What the task requires ▸
Select every line below containing the word "icon".

Website and app data records

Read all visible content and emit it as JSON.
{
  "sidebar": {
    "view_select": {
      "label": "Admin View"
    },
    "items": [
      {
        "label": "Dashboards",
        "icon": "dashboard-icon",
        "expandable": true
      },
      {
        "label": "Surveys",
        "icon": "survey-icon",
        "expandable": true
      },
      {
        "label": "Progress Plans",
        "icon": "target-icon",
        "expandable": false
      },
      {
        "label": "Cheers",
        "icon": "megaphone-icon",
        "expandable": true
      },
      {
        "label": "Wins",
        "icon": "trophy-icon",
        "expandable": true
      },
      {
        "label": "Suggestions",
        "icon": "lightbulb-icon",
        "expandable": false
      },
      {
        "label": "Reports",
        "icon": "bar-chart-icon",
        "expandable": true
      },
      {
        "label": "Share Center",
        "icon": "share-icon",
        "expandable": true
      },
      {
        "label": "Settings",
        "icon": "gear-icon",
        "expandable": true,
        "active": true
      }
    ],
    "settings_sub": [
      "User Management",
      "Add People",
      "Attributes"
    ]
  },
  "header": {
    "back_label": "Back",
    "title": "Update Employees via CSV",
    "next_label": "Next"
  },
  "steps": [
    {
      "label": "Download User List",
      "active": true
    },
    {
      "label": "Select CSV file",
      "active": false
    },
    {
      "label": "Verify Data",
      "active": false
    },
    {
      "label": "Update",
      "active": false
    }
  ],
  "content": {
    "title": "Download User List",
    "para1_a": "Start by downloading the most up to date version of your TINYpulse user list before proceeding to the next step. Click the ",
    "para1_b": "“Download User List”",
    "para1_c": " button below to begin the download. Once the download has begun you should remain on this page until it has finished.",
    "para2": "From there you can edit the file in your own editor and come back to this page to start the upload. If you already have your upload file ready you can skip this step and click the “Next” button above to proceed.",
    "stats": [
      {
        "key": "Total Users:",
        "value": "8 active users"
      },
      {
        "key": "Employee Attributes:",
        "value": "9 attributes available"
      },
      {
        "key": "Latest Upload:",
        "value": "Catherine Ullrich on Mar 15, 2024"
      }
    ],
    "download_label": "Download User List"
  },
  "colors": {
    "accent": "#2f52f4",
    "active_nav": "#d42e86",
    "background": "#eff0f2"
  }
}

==

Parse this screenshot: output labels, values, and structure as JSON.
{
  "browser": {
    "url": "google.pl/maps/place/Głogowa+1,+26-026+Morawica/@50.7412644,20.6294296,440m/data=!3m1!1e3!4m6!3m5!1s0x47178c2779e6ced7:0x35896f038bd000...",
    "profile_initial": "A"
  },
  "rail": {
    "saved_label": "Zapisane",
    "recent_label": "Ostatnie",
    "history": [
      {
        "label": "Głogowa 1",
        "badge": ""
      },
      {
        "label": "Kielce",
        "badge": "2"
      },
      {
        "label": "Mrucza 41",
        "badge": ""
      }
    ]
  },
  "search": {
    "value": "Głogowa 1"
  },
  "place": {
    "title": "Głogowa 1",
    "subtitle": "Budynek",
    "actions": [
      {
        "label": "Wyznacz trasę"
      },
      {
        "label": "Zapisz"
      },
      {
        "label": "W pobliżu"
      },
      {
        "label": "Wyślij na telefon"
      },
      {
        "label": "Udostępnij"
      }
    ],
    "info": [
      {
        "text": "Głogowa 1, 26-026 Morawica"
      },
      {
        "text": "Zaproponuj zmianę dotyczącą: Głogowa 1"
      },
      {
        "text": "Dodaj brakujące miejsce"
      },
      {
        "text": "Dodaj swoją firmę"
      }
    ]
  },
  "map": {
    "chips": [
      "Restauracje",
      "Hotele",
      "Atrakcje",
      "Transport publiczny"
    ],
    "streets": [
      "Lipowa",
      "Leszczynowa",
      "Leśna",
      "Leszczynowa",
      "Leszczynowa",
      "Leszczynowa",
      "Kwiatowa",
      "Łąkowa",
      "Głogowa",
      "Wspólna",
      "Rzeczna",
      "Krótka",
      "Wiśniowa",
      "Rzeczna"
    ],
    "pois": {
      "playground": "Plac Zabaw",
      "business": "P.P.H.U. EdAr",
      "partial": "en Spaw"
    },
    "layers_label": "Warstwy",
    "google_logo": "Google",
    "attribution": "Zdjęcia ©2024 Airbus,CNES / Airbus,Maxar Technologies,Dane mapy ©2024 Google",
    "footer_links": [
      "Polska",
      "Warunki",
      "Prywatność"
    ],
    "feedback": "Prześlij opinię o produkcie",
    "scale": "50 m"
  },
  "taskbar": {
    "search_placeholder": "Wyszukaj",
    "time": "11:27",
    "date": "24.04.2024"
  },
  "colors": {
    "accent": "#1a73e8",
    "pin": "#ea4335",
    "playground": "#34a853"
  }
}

Finished task ▸
        "icon": "dashboard-icon",
        "icon": "survey-icon",
        "icon": "target-icon",
        "icon": "megaphone-icon",
        "icon": "trophy-icon",
        "icon": "lightbulb-icon",
        "icon": "bar-chart-icon",
        "icon": "share-icon",
        "icon": "gear-icon",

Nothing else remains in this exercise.